And other ways landlords, local government, and businesses are getting creative to sustain retail through the COVID-19 outbreak.
Why the food hub plans on keeping its Saturday market running during the coronavirus pandemic.
The historic church, which was right near the epicenter of the ‘67 Uprising, recently got an attractive renovation.
Adding to the massive projects the automaker is already undertaking in the region.
Red tape at city hall has been a long-running complaint for those trying to get permits and inspections.
The firm will occupy 30,000 square feet of space at the new office and sports medicine facility in District Detroit.
The currently vacant building downtown will also get a nearly $20 million renovation.
The black-owned businesses will be holding grand opening celebrations on Small Business Saturday, November 30.
The Detroit-based company also plans to triple its workforce by 2022
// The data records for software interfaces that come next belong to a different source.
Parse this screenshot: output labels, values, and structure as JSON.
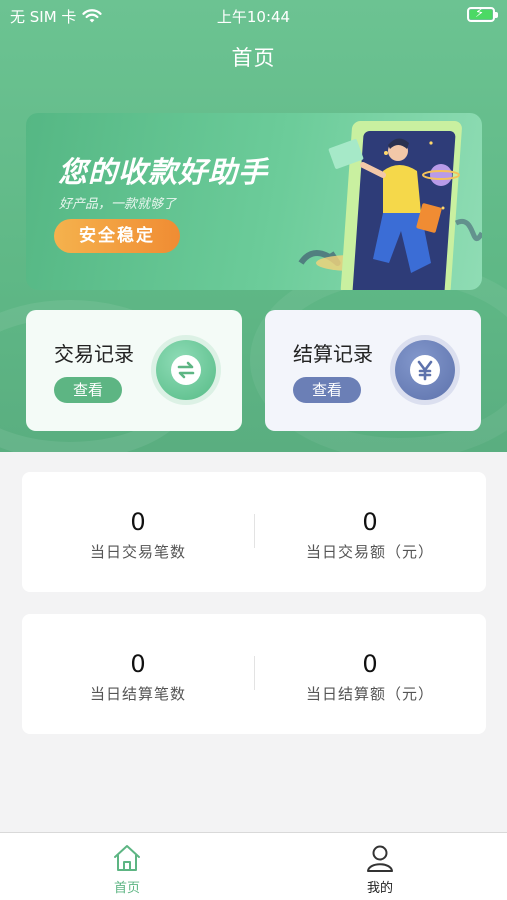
{
  "status_bar": {
    "carrier": "无 SIM 卡",
    "time": "上午10:44"
  },
  "nav": {
    "title": "首页"
  },
  "banner": {
    "title": "您的收款好助手",
    "subtitle": "好产品，一款就够了",
    "button": "安全稳定"
  },
  "quick_cards": [
    {
      "title": "交易记录",
      "button": "查看",
      "icon": "exchange-icon"
    },
    {
      "title": "结算记录",
      "button": "查看",
      "icon": "yen-icon"
    }
  ],
  "stats": [
    {
      "value": "0",
      "label": "当日交易笔数"
    },
    {
      "value": "0",
      "label": "当日交易额（元）"
    },
    {
      "value": "0",
      "label": "当日结算笔数"
    },
    {
      "value": "0",
      "label": "当日结算额（元）"
    }
  ],
  "tabbar": [
    {
      "label": "首页",
      "icon": "home-icon",
      "active": true
    },
    {
      "label": "我的",
      "icon": "user-icon",
      "active": false
    }
  ],
  "colors": {
    "primary": "#5fb886",
    "accent_orange": "#f5a340",
    "settlement_blue": "#6b7fb6"
  }
}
From antiques to new treasures, reclaimed to recycled, we found furniture shops for every price point in and around Detroit.
Next Cities bought the building last year for $2.1 million.
The retailer’s first store in Detroit is in a Bedrock-owned building on Woodward.
Pies, clothes, ceramics, and even temporary tattoos will be fore sale.
Multiple owners have reported declining sales since construction started this summer.
The IT and business services company had been downtown for the last 20 years.
The historic bath house in the North End got a $40,000 Motor City Match grant for the work.
The Hamtramck theater will also have a bar serving movie-themed drinks.
The 185,000-square-foot facility will also house a Plum Market and Blink Fitness.
The wellness studio and coworking space will be located in a Sanford Nelson–owned building on Division Street.
The Xfinity store on Woodward Avenue will also add 20 new employees.
Construction on Livernois Avenue has been tough on local businesses. Here’s how you can help.
It’s part of a $17-million expansion that will add 90,000 square feet of office space.
An analysis found that metro Detroit accounted for 1.73 percent of all job growth nationally.
The city is scrambling to help out businesses affected by the streetscaping.
PJ Ryder feels it’s time to move on from his struggling bar.
The Freight Yard plus markets at Beacon Park and Cadillac Square are back for the summer